Diversifying Wildlife as a Method of Integrated Pest Management
Increasing wildlife habitat on farms benefits not only the wildlife, but the farmer as well. Ron Rosmann knows this from first-hand experience. His family farm near Harlan in western Iowa, has been in operation for nearly 140 years and has always been a sanctuary for wildlife.
Ron himself has been a lifelong advocate of working lands conservation, instilled in him from his father and his father before that. The Rosmann farm ceased using pesticides and herbicides in 1983, instead opting to integrate more holistic methods of weed and pest management.
“Creating a habitat for wildlife allows that wildlife to work for your farm, not against it. We created a place for wildlife that are natural deterrents for pests and let you use less chemical treatments over time.”
Making Wildlife Feel at Home
When Ron stopped all chemical applications to his farm in 1983, he knew he needed a game plan in place when the inevitable pests moved in.
“We built terraces alongside our fields. You can plant on terraces and not lose any land for production. I’ve planted ponderosa pines back in the eighties, and those must be 40 feet tall now! I also have planted hundreds of hardwoods, mostly oaks, walnut and hackberry over the years. We really wanted to make wildlife feel at home.”
In addition to establishing trees, Ron has also put in a pond with CRP and established a riparian buffer zone of 40 feet alongside the creek that flows through his farm.
“We had already established ridge-tilling and crop rotation to limit weed growth, but in establishing habitat for wildlife, the goal was to allow birds and other animals to control other pests. Over the years, I have seen deer, lots of badgers, coyotes, red fox, and lynx. The most exciting part is a northern harrier, which are rare in lots of places. They call them gray ghosts, and we have one living on our terraces.”
The Benefits of Wildlife in Pest Management
Utilizing wildlife as a method of control against such pests as rodents and aphids, is a form of integrated pest management, an ecosystem based method that focuses on long-term control of pests.
“We have nesting pheasants on our farm as well as lots of songbirds. All of them eat the aphids and the bugs that damage crops before they can be harvested. Not including our harrier, we also have lots of raptors like hawks, barred owls and several great-horned owls. They like all the trees we planted and they keep the rodents under control, which is great, because rodents can take a real toll on seed storage.”
Ron has taken this ecosystem based method to heart on his farm. “We really focused on soil and water quality.

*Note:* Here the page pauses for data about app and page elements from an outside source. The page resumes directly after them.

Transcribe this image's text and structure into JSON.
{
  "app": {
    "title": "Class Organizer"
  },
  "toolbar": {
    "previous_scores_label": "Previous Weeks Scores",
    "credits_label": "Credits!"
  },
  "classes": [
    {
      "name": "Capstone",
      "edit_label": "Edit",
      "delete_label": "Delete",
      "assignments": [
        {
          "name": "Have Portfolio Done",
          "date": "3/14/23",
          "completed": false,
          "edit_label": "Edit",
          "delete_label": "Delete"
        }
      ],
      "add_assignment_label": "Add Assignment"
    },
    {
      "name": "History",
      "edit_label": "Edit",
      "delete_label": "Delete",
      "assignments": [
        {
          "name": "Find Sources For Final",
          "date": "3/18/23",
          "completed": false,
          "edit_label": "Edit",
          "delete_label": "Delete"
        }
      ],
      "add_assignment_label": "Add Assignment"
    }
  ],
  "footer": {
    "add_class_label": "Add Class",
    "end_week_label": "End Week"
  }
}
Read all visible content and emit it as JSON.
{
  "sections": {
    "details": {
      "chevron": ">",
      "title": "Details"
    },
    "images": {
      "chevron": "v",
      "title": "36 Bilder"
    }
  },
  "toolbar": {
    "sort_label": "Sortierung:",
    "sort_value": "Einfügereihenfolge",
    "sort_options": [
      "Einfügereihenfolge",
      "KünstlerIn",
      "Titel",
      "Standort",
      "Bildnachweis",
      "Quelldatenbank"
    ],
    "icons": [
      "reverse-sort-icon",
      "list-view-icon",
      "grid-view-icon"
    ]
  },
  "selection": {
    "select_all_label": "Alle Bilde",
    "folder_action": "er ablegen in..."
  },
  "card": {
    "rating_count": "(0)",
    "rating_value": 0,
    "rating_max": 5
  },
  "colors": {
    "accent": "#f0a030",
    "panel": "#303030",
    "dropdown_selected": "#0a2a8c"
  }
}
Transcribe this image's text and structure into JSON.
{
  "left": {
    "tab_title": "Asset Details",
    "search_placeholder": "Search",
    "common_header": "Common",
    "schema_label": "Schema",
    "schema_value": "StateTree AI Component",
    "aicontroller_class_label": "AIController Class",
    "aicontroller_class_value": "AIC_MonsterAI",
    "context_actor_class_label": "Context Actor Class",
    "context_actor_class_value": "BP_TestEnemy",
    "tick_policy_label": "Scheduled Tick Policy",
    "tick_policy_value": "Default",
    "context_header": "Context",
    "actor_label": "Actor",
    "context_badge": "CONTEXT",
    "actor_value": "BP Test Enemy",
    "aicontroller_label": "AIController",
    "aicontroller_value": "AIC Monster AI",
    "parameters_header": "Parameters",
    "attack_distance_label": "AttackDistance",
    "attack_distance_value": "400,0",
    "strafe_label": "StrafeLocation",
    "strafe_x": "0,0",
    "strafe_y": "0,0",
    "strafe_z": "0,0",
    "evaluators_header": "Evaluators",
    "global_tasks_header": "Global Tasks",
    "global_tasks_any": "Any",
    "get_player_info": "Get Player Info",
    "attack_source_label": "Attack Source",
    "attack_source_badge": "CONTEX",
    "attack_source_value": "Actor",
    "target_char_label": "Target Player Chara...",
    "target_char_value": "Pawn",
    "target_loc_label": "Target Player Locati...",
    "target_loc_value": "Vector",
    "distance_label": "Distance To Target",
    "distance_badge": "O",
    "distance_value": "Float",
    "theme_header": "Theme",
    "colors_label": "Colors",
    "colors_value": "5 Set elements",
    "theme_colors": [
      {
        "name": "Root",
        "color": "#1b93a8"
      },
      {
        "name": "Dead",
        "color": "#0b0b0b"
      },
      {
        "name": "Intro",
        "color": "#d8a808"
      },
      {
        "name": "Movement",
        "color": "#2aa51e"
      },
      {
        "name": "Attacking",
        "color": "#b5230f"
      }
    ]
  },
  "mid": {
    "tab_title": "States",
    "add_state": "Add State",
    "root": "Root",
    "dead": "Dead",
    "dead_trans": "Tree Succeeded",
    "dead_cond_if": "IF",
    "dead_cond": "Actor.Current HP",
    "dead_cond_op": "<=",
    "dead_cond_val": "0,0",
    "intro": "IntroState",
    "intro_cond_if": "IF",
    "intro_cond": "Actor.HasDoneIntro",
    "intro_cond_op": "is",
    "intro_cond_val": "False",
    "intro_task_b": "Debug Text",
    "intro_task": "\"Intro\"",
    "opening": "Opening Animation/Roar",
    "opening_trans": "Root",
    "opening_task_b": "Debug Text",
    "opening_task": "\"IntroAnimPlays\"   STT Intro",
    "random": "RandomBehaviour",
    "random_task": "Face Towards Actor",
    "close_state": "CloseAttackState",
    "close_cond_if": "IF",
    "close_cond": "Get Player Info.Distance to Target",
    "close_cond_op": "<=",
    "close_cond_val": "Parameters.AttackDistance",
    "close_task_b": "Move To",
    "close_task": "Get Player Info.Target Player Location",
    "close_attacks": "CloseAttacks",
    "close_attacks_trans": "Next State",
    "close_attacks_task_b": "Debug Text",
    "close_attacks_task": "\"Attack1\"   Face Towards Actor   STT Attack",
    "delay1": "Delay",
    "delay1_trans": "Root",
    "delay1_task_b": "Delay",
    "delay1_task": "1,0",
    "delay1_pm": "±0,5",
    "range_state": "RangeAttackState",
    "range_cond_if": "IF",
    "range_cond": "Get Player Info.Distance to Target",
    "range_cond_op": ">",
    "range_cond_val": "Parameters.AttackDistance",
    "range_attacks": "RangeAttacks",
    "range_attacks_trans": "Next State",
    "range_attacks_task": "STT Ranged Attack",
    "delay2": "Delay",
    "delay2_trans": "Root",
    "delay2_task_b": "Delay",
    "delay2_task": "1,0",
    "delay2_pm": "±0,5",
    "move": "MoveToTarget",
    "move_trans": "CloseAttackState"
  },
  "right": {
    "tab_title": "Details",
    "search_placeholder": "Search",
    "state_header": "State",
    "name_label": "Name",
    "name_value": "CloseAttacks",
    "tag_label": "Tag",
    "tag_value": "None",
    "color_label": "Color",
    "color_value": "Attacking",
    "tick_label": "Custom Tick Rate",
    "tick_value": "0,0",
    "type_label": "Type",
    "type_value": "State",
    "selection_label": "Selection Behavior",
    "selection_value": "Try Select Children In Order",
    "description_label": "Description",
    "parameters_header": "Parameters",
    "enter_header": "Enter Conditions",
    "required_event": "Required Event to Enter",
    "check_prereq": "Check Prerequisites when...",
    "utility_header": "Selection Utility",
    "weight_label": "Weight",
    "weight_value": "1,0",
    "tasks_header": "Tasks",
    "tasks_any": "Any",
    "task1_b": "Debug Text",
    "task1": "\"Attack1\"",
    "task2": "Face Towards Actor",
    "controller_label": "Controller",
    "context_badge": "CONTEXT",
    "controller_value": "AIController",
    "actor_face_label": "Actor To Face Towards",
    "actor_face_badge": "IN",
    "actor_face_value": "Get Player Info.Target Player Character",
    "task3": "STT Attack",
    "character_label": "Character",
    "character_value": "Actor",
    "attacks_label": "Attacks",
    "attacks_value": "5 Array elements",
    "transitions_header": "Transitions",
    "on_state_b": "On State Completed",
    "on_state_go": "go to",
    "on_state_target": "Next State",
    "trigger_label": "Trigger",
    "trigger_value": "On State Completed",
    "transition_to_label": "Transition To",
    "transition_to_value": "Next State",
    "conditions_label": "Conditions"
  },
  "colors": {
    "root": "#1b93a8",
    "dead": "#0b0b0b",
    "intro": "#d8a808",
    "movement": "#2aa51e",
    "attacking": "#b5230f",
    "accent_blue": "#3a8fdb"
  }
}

Our water quality is so good in our pond, that we have snapping turtles. Our soil supports good fungal growth, which loosens the soil, and weeds don’t grow well in non-compacted soil. That soil and water is the base for the wildlife that helps control the pests, so we always take care of that.”
A good integrated pest management plan takes this holistic view of the ecosystem as a whole. A healthy base of healthy soil and water supports healthy plants and trees that in turn prop up beneficial insects such as pollinators and predator insects like lady beetles that consume aphids. This supports larger wildlife such as foxes and raptors that hunt nuisance rodents that damage working lands, like the vole.
My advice to anyone wanting to reduce chemical use is just start small. Choose a few acres and really focus on its health and compare the productivity to treated areas. I think you’ll be surprised!”
“I must me doing something right. I’ve seen lynx and bobcats, which are returning to Iowa, here. Those are great for getting the bigger pests like raccoons. Everything is interconnected, and if the land is healthy, pesticides can absolutely be reduced. I personally have not seen a decline in productivity or profit from not using chemicals like pesticides in the last 40 years. My advice to anyone wanting to reduce chemical use is just start small. Choose a few acres and really focus on its health and compare the productivity to treated areas. I think you’ll be surprised!”
To learn more about the conservation efforts by Ron Rosmann, click here.